- _EXERCISE DIRECTIONS_: Search the records below for the string "name" and copy each line where it turns up.

_ _ _ _ _ _ _

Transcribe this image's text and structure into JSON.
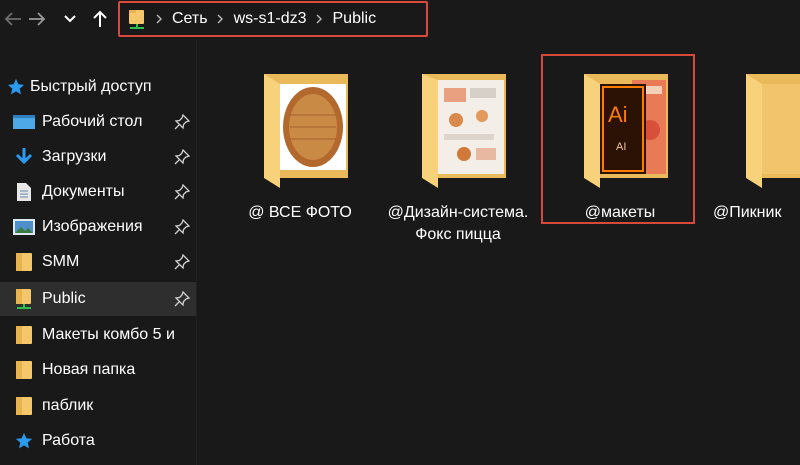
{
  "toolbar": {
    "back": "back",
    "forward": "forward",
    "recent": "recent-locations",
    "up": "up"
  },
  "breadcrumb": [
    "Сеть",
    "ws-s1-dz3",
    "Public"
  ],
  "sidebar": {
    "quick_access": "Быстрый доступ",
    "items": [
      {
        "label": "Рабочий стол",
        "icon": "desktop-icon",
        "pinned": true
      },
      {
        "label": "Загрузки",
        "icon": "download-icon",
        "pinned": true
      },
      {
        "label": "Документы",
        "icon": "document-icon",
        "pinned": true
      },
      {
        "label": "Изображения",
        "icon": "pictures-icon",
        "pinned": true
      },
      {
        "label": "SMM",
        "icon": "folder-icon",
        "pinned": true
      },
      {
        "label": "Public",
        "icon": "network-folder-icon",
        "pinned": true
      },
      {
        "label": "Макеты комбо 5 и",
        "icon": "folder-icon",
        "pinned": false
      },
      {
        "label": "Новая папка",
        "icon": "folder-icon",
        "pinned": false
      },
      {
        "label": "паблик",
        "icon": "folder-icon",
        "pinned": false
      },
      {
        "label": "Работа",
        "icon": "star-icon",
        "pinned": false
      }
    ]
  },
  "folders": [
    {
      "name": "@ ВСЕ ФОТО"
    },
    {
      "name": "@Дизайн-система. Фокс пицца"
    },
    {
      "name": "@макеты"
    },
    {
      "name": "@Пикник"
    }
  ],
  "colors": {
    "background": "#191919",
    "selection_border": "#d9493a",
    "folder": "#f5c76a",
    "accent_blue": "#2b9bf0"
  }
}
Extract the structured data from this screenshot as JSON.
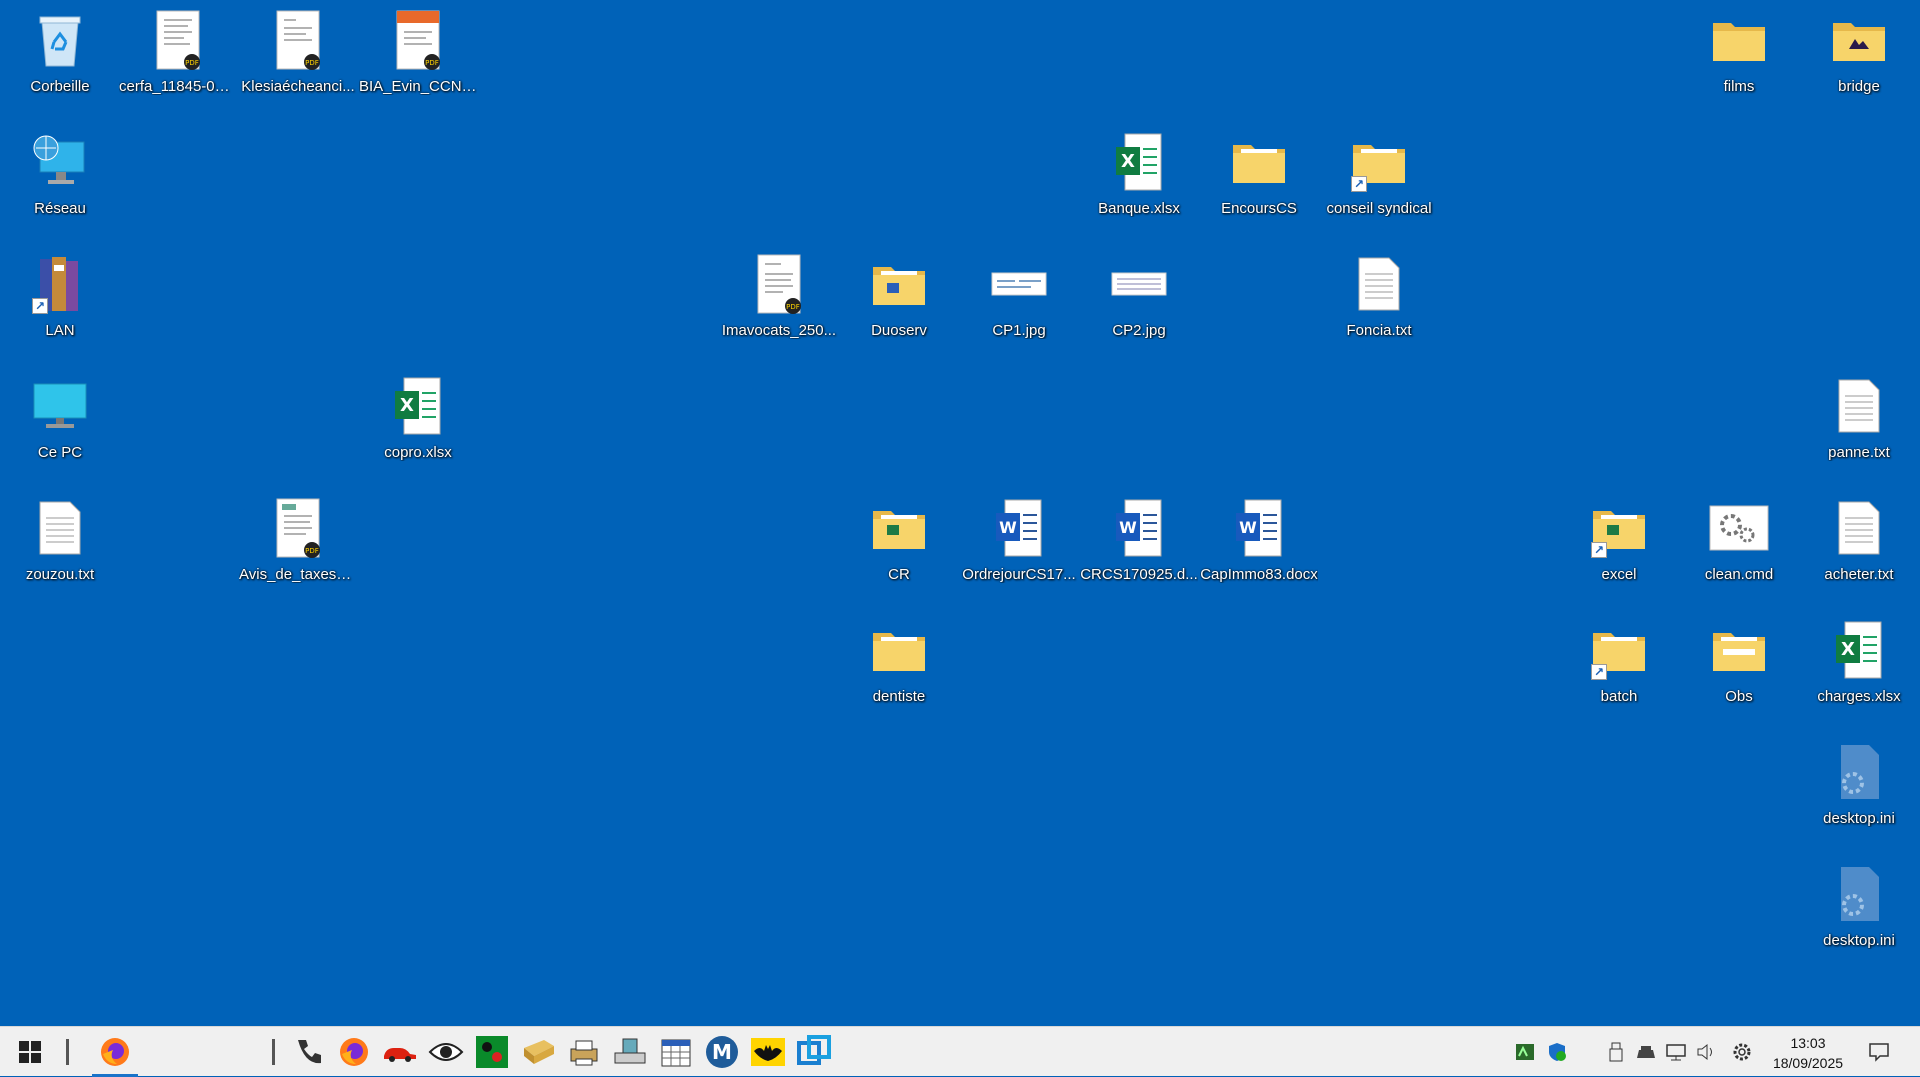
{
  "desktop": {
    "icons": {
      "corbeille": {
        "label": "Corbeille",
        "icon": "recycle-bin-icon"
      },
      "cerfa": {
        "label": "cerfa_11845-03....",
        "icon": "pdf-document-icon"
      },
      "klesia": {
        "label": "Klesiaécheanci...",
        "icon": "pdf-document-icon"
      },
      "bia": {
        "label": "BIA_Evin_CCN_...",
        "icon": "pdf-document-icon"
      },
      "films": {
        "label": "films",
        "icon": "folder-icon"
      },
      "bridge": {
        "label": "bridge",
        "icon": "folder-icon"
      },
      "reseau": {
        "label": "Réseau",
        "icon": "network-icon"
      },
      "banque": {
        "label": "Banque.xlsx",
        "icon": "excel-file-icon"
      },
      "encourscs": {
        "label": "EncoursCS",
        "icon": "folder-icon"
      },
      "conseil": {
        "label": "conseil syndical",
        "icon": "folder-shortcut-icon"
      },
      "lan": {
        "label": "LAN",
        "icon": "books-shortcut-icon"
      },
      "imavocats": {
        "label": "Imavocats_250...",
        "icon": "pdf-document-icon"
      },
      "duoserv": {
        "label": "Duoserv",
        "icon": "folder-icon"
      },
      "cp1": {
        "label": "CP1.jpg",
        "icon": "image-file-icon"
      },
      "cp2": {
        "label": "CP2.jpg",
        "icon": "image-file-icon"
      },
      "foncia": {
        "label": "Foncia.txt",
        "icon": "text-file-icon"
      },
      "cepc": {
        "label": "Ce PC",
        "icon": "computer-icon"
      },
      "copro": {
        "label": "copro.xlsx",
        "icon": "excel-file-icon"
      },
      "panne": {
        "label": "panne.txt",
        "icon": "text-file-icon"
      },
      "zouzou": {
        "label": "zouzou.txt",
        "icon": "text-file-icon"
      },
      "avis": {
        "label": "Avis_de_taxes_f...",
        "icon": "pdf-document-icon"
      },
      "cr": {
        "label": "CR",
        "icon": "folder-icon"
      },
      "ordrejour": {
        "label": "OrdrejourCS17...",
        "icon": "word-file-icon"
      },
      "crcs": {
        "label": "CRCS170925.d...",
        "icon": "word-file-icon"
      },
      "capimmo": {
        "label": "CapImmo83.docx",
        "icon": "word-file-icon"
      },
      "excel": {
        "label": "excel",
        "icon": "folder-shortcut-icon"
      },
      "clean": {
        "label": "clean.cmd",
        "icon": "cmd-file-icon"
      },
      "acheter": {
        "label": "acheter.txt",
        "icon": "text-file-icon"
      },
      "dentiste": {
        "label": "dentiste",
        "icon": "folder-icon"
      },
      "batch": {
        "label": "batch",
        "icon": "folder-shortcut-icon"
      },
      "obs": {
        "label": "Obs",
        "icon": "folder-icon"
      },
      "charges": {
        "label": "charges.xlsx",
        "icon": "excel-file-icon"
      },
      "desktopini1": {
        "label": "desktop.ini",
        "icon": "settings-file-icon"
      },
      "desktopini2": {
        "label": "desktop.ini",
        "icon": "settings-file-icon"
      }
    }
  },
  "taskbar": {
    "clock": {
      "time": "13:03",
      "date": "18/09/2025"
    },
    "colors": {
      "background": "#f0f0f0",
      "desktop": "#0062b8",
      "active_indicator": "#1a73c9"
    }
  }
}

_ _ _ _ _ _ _

- _REPLY_:
      "name": "@ ВСЕ ФОТО"
      "name": "@Дизайн-система. Фокс пицца"
      "name": "@макеты"
      "name": "@Пикник"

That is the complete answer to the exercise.